Authors: Shivakumar N1, Xu R1, Sink E2, Kim E2, Patel K2, Groenendyk J1, Javaherian K1, Peters R1, Shifren A1, Polites G1 , Blanchard M1, Ross W1+, 1Washington University School of Medicine, St. Louis, MO, 2Saint Louis University School of Medicine, St. Louis, MO, +Corresponding Author
Introduction: Due to its capacity to perform remote assessments, telemedicine is rising as a new force in COPD management. Patients with COPD often have multiple comorbidities, including heart failure, diabetes, hypertension. The effect of a text messaging digital health tool, EpxCOPD, on all cause hospitalization has not yet been assessed. We conducted a six-month randomized-controlled-trial to study the effect of an automated telemedicine intervention on patients' all-cause hospitalizations for a population of actively engaged patients at the resident clinic at Washington University in St. Louis.
Methods: We randomized 149 patients with a diagnosis of COPD in the past 24 months enrolled to receive intervention at a primary care clinic who are actively followed by residents, defined as having made at least one appointment in the past year. The treatment group received daily phone messages from an automated system asking them to report if they were breathing better, worse, or the same the day prior. Patients reported their breathing status by responding to the text message or call. If a patient reported breathing worse, an alert was sent directly to that patient's provider within the clinic. The control group received the same daily phone messages as the treatment group. However, no proactive breathing alerts were ever generated to the provider for these subjects and instead subjects were directed to make an appointment using the main line. The primary outcome was number of patients hospitalized due to COPD-related cause or any cause during the trial period.
Results: The absolute risk reduction (ARR) in percentage of patients with all-cause hospitalizations was 11.55% between treatment and control groups. The absolute difference comparing all-cause hospitalization reduction and COPD hospitalization reduction was 7.88% (1.47-14.57). The hazard ratio comparing treatment and control group's time to all-cause hospitalization was 1.917 (0.9439-3.892). Subject engagement averaged 82% (78-93%) and 73% (75-85%) for control and treatment groups respectively.

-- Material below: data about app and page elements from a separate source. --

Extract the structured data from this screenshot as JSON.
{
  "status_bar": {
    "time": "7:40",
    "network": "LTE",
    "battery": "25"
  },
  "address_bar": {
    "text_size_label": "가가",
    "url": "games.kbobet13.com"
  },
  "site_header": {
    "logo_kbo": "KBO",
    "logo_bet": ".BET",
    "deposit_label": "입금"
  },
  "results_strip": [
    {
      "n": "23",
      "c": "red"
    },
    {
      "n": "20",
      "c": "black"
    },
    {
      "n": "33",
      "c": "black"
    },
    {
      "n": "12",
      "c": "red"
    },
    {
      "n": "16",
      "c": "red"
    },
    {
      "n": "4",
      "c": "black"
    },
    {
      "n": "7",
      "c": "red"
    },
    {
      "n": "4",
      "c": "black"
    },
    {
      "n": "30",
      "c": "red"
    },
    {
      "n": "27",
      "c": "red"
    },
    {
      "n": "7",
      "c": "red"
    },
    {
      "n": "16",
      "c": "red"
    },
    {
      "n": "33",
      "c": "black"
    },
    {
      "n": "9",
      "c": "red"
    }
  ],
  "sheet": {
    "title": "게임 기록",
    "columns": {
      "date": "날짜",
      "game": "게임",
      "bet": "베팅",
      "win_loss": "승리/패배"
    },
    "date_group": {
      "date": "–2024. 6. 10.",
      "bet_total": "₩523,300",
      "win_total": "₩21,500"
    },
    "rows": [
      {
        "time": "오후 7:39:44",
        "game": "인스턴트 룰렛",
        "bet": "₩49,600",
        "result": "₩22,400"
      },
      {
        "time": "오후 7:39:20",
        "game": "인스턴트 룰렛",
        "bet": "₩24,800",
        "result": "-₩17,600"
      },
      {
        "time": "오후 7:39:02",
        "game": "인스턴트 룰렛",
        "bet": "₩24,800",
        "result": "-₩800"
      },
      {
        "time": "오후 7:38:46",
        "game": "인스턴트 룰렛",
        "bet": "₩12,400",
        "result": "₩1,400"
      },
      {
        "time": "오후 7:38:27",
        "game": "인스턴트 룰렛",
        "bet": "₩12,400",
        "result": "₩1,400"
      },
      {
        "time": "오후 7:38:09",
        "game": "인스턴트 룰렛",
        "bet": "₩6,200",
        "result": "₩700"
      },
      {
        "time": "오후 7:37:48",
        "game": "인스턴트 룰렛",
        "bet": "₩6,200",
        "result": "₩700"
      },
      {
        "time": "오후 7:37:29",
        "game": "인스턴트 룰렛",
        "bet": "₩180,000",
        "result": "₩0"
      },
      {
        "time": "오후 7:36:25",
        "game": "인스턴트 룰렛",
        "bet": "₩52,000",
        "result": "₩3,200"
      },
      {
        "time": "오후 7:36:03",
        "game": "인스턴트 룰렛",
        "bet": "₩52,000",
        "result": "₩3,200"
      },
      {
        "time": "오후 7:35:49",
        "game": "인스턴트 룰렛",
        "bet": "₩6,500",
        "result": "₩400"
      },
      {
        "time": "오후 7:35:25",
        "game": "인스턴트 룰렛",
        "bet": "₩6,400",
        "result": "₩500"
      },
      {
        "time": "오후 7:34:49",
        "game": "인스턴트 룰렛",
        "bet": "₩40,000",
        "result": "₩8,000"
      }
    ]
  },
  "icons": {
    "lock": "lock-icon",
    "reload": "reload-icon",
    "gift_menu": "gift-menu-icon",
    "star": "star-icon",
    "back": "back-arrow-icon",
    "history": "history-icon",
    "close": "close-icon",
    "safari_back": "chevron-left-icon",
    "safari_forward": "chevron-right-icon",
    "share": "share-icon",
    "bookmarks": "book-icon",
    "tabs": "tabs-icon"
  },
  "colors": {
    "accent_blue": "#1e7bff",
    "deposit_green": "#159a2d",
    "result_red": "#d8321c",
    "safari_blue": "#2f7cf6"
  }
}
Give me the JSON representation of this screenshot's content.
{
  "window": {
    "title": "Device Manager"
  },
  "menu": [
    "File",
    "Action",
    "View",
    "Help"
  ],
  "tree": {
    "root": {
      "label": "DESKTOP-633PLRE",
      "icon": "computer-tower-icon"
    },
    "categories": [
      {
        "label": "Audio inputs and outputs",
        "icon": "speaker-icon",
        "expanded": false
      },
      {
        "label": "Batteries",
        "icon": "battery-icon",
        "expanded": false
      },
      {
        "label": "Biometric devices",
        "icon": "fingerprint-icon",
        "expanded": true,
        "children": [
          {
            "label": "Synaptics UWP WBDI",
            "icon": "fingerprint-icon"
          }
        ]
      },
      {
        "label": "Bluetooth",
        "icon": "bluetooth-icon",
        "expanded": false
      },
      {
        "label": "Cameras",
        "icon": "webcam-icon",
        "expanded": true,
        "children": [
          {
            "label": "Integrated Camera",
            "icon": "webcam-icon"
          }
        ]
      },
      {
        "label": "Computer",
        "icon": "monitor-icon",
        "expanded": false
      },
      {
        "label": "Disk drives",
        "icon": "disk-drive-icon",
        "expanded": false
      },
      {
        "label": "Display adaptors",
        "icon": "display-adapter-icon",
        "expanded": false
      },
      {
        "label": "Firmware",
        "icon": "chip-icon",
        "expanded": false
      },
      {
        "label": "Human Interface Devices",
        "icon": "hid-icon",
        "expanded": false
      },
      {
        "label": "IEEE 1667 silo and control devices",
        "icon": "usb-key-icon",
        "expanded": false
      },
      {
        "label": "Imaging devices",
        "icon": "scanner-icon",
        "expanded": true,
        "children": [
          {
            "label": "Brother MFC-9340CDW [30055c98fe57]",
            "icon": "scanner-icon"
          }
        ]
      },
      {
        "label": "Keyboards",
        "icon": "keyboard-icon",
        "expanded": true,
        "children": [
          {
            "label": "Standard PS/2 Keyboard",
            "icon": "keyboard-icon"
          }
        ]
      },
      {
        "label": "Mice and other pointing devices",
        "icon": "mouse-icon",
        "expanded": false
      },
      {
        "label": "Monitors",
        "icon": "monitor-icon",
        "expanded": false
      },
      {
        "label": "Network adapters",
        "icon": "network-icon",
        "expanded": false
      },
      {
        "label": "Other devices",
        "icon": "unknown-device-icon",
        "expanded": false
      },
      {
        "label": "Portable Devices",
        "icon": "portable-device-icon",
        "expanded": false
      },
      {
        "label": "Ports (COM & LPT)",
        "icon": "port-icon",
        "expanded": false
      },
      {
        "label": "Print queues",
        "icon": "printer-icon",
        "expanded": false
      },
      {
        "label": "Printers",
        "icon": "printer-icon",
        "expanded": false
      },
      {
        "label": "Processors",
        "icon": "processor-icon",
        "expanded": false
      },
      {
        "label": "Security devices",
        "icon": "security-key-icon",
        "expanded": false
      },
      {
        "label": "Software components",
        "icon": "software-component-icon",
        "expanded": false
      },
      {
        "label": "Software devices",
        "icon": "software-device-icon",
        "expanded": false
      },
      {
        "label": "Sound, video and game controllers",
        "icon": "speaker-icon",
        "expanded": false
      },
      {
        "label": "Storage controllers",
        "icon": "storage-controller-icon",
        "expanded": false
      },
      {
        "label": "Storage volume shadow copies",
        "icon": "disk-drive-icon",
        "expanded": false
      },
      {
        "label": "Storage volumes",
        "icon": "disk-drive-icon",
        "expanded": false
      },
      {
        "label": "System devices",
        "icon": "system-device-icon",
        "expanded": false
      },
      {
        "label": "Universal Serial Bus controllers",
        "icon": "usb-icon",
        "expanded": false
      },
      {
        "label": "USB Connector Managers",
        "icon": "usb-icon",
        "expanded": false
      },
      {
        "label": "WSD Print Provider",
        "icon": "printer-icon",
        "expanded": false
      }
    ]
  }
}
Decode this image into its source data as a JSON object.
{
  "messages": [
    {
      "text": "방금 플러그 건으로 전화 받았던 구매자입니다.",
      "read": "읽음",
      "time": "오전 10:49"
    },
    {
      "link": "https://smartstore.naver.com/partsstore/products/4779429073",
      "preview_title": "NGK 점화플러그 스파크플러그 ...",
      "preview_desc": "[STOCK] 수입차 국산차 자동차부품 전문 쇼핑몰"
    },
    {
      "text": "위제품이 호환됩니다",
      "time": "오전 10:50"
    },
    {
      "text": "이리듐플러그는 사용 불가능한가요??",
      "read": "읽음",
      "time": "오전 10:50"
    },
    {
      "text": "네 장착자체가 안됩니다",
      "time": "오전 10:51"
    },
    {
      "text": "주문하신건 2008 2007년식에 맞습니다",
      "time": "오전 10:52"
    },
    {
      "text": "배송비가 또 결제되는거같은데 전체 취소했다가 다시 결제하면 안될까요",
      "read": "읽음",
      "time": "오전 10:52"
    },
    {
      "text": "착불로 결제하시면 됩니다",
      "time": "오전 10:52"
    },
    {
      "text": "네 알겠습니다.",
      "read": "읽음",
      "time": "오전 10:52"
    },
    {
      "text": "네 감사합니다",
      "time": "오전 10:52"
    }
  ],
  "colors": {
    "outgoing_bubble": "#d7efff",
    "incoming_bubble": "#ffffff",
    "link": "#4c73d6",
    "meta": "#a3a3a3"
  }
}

Conclusion: In this analysis, we find that a telehealth tool, EpxCOPD, has a strong effect on all-cause hospitalization. Although the tool was primarily focused on COPD symptomatology, in this actively followed group, we find the intervention actually having a significantly greater than expected change in all-cause hospitalizations as compared to placebo, suggesting a broader effect of the intervention on comorbidities. Connecting patients with providers outside the bedside, e.g. telephonic contact, may give better care than the existing standard, especially for high-risk patients with multiple co-morbidities. The use of non-smartphone interventions reduces barriers to care presented by more complicated and expensive technologies. The intervention represents a simple, innovative, and inexpensive tool for improved management of care for patients with COPD and other comorbidities. Further study is necessary to understand the mechanism by which this effect occurs.